Kindra and I had read reports, which we both knew to be true and factually correct because they were on Facebook, that this same conjunction of two big planets created the Star of Bethlehem that led the wise men to Jesus.
Although these two planets conjunct, if that is acceptable to say, about every 20 years, they haven’t been this close to Earth since March 5, 1226.
(To digress, there is a Bluegrass Christmas song called Beautiful Star of Bethlehem. Kindra commented that the Bluegrass singers say “Beth-lee-hem,” which sounded right to my rural Pontotoc County ears. She alleges it should be “Beth-luh-hem.”
It’s the difference between growing up in Shawnee and in Fitzhugh, I suppose.
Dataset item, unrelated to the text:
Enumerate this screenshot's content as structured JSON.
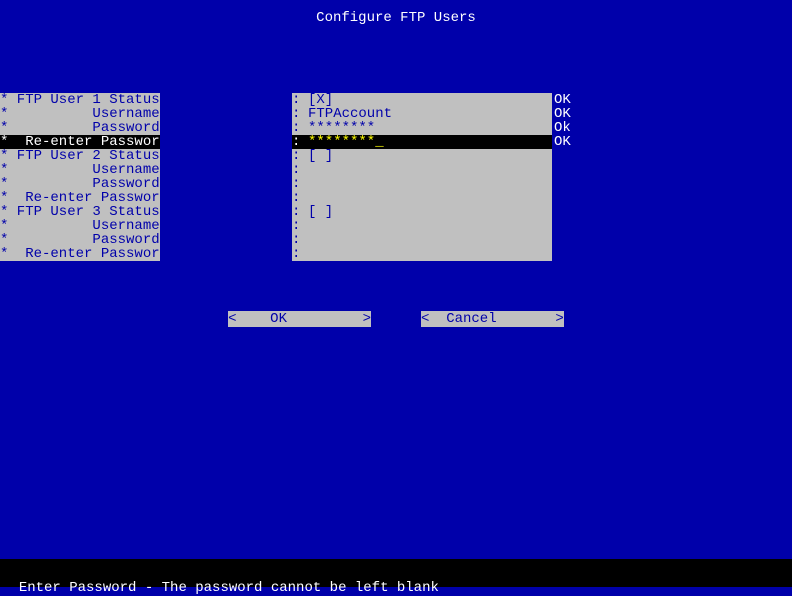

I encourage you and your spouse and loved ones to explore this difference in pronunciation, perhaps over Christmas dinner.)
When we hit the porch, the planets were coollooking, but not quite lined up like I expected.
Saturn was offset a little bit, which I read afterward was because of our geography.
Still, it was interesting, if only because Genghis Khan was alive the last time Jupiter and Saturn were this close to our plant.
I never had much of a jones for astronomy, but we have quite a bit of dark sky where we live, especially to the north, and I like to spend a few minutes every now and then staring at the stars.
In 2017, daughter Brittany engineered a trip for my tribe to Missouri to experience the totality of the eclipse that was visible in North America.
It was one of the defining experience of my life, watching day turn to night for several minutes and then return.
Since then, I pause a little more often to look at the night sky and wonder about the planets and stars hurtling through space, sticking to their orbits and the paths set for them.
I find it helps keep things in perspective and evens out the lows and highs to be reminded of how we fit into the greater scheme.